Committed to Our Youngest Learners
This month, our educators took special steps to make learning playful and fun. From April 2 to 8, early childhood programs nationwide came up with new ways for children to enjoy music, explore food and cooking, build together and create art. It was all part of Week of the Young Child, a celebration of our youngest learners.
It was also an occasion to honor the educators who serve them. So, on April 6, Maine educators joined Governor Janet Mills at the State House in Augusta to be recognized for their work and mark the passing of a new law that provides more funding for their field. Then on April 7, North Carolina Governor Roy Cooper visited Nana’s Learning Center in Charlotte to mark Week of the Young Child and highlight the North Carolina Child Stabilization Grants. “This week, we celebrate our early childhood educators who teach, nurture and support our children,” Cooper said. “Child care and learning programs lay the foundation for future success, and it’s great to see how these grants not only help educators care for our children but help parents get and keep jobs.”

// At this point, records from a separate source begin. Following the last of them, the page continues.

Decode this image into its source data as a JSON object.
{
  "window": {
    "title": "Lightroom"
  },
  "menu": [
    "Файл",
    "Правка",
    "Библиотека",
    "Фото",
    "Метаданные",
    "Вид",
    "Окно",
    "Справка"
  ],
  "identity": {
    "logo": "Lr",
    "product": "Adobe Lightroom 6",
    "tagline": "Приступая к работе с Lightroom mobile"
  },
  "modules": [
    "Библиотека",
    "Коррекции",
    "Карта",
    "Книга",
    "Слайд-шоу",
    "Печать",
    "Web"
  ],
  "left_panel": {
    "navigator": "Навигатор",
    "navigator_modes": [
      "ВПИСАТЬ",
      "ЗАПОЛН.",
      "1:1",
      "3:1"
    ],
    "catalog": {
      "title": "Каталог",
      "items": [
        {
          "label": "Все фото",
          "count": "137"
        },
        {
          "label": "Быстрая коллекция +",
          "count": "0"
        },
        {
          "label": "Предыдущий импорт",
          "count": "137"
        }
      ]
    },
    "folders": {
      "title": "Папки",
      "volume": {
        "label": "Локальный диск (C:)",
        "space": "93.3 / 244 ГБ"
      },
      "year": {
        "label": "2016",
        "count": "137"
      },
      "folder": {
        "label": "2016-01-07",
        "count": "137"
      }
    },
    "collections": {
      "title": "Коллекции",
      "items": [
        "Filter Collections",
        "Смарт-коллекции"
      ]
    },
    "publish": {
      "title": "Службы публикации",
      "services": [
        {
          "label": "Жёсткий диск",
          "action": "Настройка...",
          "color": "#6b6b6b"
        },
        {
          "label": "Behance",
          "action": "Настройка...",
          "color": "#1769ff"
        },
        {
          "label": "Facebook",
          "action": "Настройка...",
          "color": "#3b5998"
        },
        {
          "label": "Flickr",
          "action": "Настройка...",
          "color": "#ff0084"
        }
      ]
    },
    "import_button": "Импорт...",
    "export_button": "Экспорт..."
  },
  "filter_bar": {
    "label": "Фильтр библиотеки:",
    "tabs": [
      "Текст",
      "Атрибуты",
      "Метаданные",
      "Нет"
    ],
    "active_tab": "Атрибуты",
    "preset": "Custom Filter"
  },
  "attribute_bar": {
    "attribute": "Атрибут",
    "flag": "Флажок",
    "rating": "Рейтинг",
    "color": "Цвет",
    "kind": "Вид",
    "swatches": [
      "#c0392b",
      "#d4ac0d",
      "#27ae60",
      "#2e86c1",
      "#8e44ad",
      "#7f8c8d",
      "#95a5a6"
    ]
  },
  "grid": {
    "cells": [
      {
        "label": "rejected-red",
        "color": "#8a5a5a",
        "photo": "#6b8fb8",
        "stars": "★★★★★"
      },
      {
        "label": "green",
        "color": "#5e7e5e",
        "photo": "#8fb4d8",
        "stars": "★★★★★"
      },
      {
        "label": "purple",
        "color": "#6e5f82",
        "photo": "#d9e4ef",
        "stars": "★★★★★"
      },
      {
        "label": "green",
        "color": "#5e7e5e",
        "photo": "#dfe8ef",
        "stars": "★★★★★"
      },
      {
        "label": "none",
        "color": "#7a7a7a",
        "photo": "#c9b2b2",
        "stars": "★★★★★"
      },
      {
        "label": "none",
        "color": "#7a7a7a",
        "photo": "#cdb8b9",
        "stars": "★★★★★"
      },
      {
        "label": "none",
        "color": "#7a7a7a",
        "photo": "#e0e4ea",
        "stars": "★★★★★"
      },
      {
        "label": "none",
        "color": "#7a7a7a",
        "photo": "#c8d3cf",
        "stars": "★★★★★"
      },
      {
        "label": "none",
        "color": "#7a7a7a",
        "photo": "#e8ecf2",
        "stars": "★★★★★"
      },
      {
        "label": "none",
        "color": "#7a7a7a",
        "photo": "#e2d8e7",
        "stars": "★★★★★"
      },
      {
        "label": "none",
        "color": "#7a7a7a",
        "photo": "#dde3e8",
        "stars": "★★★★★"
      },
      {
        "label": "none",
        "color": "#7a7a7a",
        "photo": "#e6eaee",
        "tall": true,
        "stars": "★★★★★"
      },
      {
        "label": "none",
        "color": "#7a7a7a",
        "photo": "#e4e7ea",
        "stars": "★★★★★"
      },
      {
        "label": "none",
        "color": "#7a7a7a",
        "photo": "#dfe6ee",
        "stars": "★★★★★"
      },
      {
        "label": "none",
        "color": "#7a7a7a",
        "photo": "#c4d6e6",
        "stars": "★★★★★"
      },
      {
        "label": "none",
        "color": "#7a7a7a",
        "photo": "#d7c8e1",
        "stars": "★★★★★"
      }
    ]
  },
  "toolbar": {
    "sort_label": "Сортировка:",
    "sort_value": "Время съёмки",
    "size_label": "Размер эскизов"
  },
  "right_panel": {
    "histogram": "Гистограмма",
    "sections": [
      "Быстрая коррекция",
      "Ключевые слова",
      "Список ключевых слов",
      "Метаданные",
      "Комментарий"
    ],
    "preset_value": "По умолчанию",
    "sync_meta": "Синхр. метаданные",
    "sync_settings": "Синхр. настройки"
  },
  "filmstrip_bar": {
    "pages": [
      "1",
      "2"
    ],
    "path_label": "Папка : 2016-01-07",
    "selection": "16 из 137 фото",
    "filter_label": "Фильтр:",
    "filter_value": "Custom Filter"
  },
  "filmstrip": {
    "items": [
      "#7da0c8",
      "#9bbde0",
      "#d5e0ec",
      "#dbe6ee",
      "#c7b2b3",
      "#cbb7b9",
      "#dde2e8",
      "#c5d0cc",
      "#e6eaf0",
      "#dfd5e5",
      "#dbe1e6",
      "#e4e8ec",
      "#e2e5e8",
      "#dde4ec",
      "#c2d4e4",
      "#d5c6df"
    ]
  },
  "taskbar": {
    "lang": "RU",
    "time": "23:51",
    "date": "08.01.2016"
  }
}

Our educators deserve the praise they received during Week of the Young Child. They should also get it all year long, and this month we profile two folks who help teachers advance with purpose and passion. Jessica Moore is a Head Start director who tells her teachers that “I don’t exist without you,” as she explains. “Everything we do goes back to the frontline staff in the field.” And those teachers can share both their triumphs and trials during Early Childhood Educators Circle Time, hosted by Melody McGuire. “Over 6,400 people join my online group,” Melody says, “to chat about everything from problems talking to parents to marketing programs, from behavioral issues to the benefits of earning a CDA®.”

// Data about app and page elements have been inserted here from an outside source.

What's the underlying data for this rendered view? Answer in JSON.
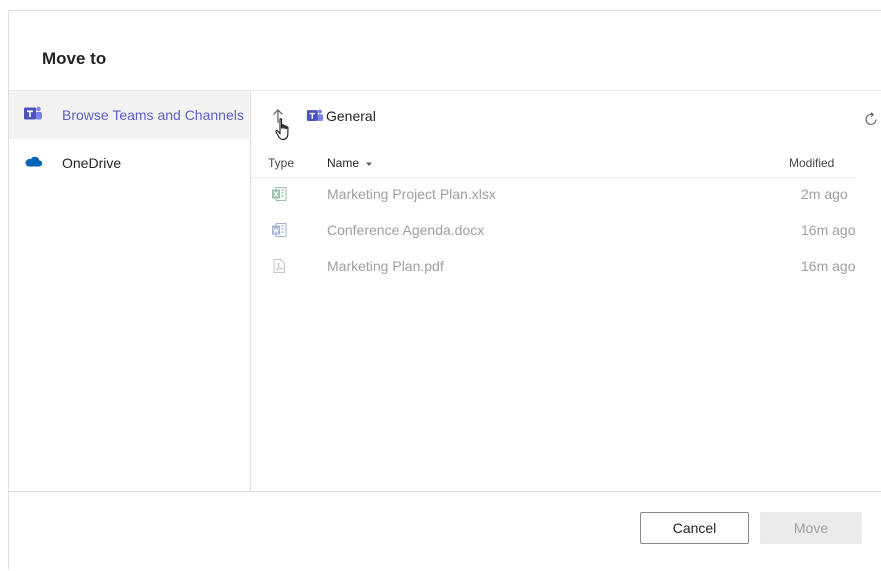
{
  "dialog": {
    "title": "Move to"
  },
  "nav": {
    "items": [
      {
        "label": "Browse Teams and Channels",
        "icon": "teams-icon",
        "active": true
      },
      {
        "label": "OneDrive",
        "icon": "onedrive-icon",
        "active": false
      }
    ]
  },
  "breadcrumb": {
    "current": "General",
    "icons": [
      "up-arrow-icon",
      "teams-icon",
      "refresh-icon"
    ]
  },
  "table": {
    "headers": {
      "type": "Type",
      "name": "Name",
      "modified": "Modified"
    },
    "sort_icon": "sort-down-caret-icon",
    "rows": [
      {
        "name": "Marketing Project Plan.xlsx",
        "modified": "2m ago",
        "icon": "excel-icon"
      },
      {
        "name": "Conference Agenda.docx",
        "modified": "16m ago",
        "icon": "word-icon"
      },
      {
        "name": "Marketing Plan.pdf",
        "modified": "16m ago",
        "icon": "pdf-icon"
      }
    ]
  },
  "footer": {
    "cancel_label": "Cancel",
    "move_label": "Move"
  },
  "colors": {
    "accent": "#5b5fc7",
    "teams": "#5059c9",
    "onedrive": "#0364b8",
    "excel": "#217346",
    "word": "#2b579a"
  }
}
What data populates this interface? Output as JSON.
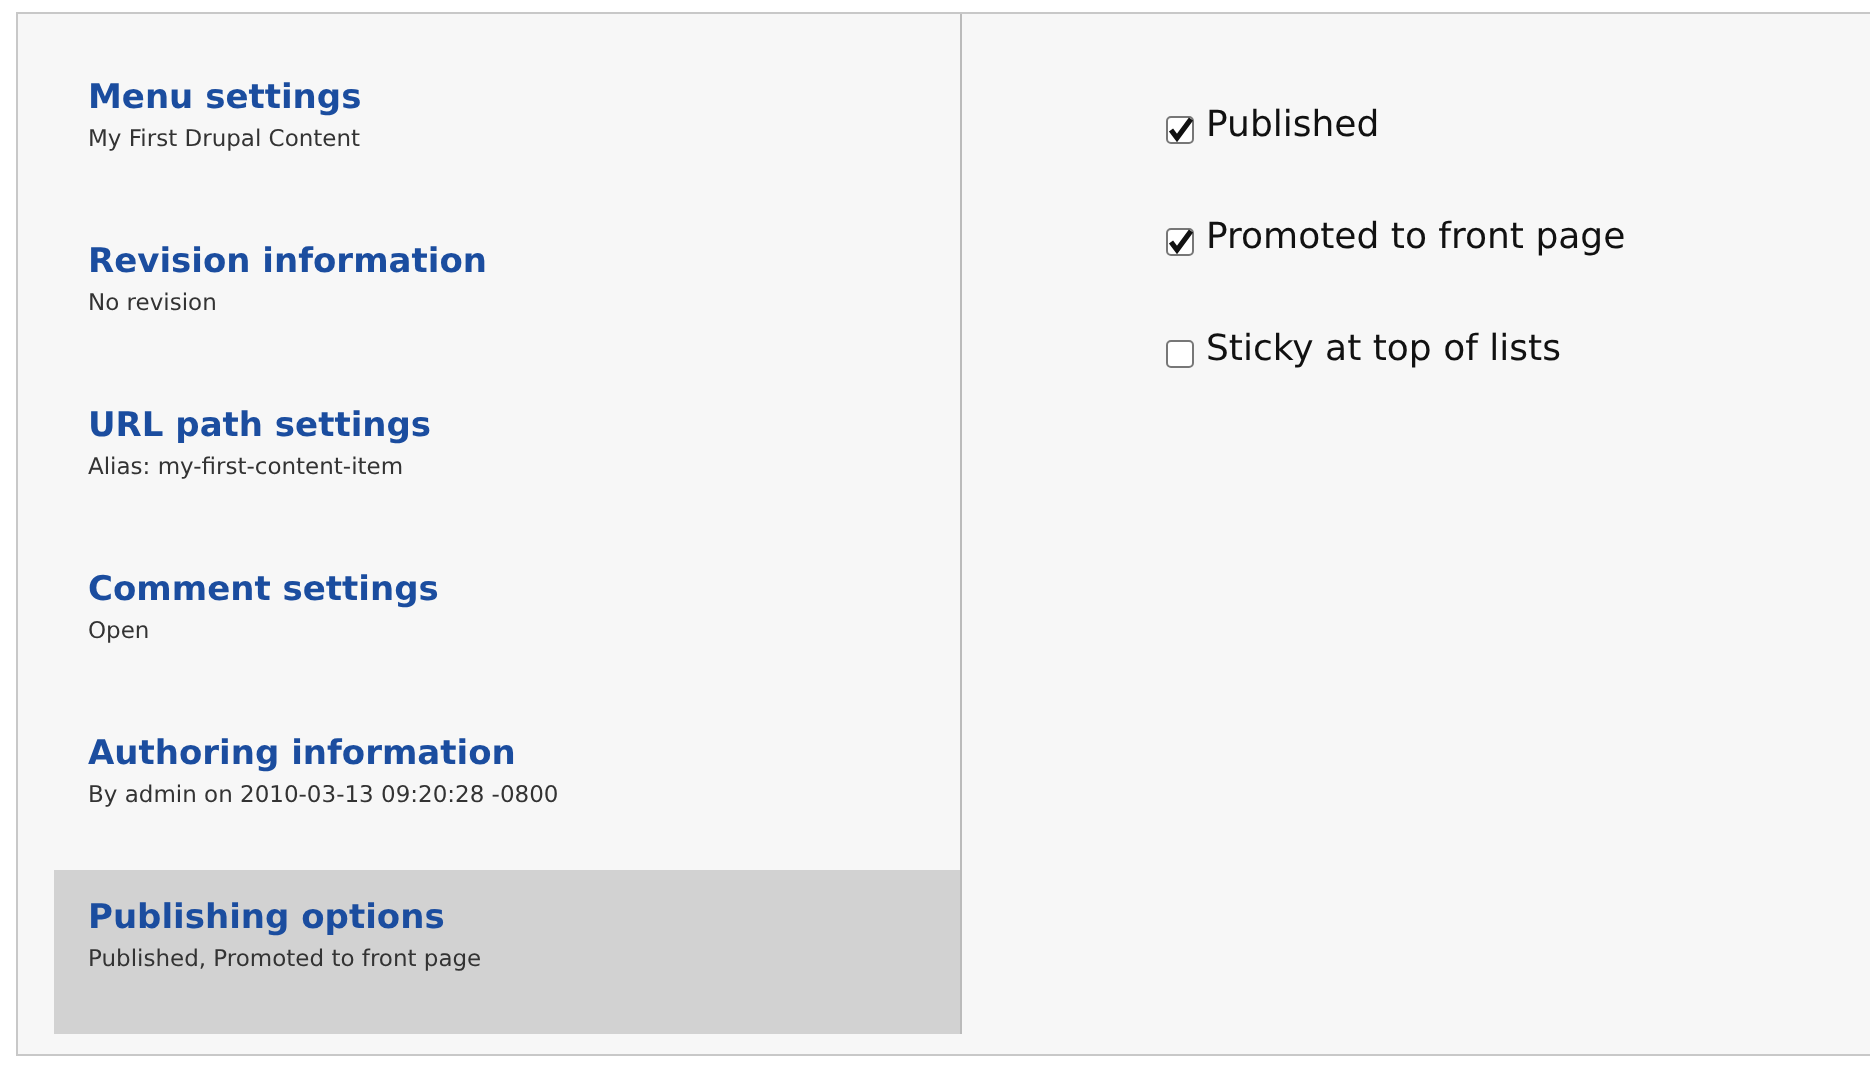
{
  "tabs": [
    {
      "title": "Menu settings",
      "summary": "My First Drupal Content",
      "selected": false
    },
    {
      "title": "Revision information",
      "summary": "No revision",
      "selected": false
    },
    {
      "title": "URL path settings",
      "summary": "Alias: my-first-content-item",
      "selected": false
    },
    {
      "title": "Comment settings",
      "summary": "Open",
      "selected": false
    },
    {
      "title": "Authoring information",
      "summary": "By admin on 2010-03-13 09:20:28 -0800",
      "selected": false
    },
    {
      "title": "Publishing options",
      "summary": "Published, Promoted to front page",
      "selected": true
    }
  ],
  "options": [
    {
      "label": "Published",
      "checked": true
    },
    {
      "label": "Promoted to front page",
      "checked": true
    },
    {
      "label": "Sticky at top of lists",
      "checked": false
    }
  ]
}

The CDA has always been a strong basis for careers. And now the Council is taking bold steps to make the CDA process even better, Dr. Calvin Moore explains in his blog. “We’re reimagining the CDA process as a strong step toward rebuilding the ECE field. And I’m committed to this effort because I believe that an investment in our teachers is an investment in our students.” Qualified, caring teachers promote equity by opening doors for underserved young learners, including the rising number of homeless children.
It’s hard to know who these children are, as we discuss in a new white paper, The Invisible Children in Our Midst. This is because homeless parents are reluctant to reveal their family’s trials for fear of losing their children. So, educators might not understand why the children are fatigued, appear underfed or act out in challenging ways. Yet the children’s tears and trying behavior betray the traumas they’ve often been through—and should lead to concern for what’s going on in their lives outside school. These children need teachers with the empathy and the insight to bring their hidden problems into plain view.
With the right skills, you can help even the most troubled youngsters. So, get the training you need at the Early Educators Leadership Conference. You’ll also learn ways to help yourself since this year’s conference will take a close look at building systems, policies and career paths that place our field on the fast track to equity in the classroom and workplace. Take advantage of this chance to speak with industry experts about roadblocks that stop our profession from getting the pay and recognition it deserves.
We also urge our educators to join us at a special event designed just for you. ECE Practitioner Day will feature sessions on professional development, health and self-care that should guide you in months to come. We know you deserve support all year long and not just during Week of the Young Child. When that special week has passed, children may forget the art they made, the music they heard or the dishes they cooked. But they will remember the special way you’ve always made them feel safe and loved.
With all our support,
The Council for Professional Recognition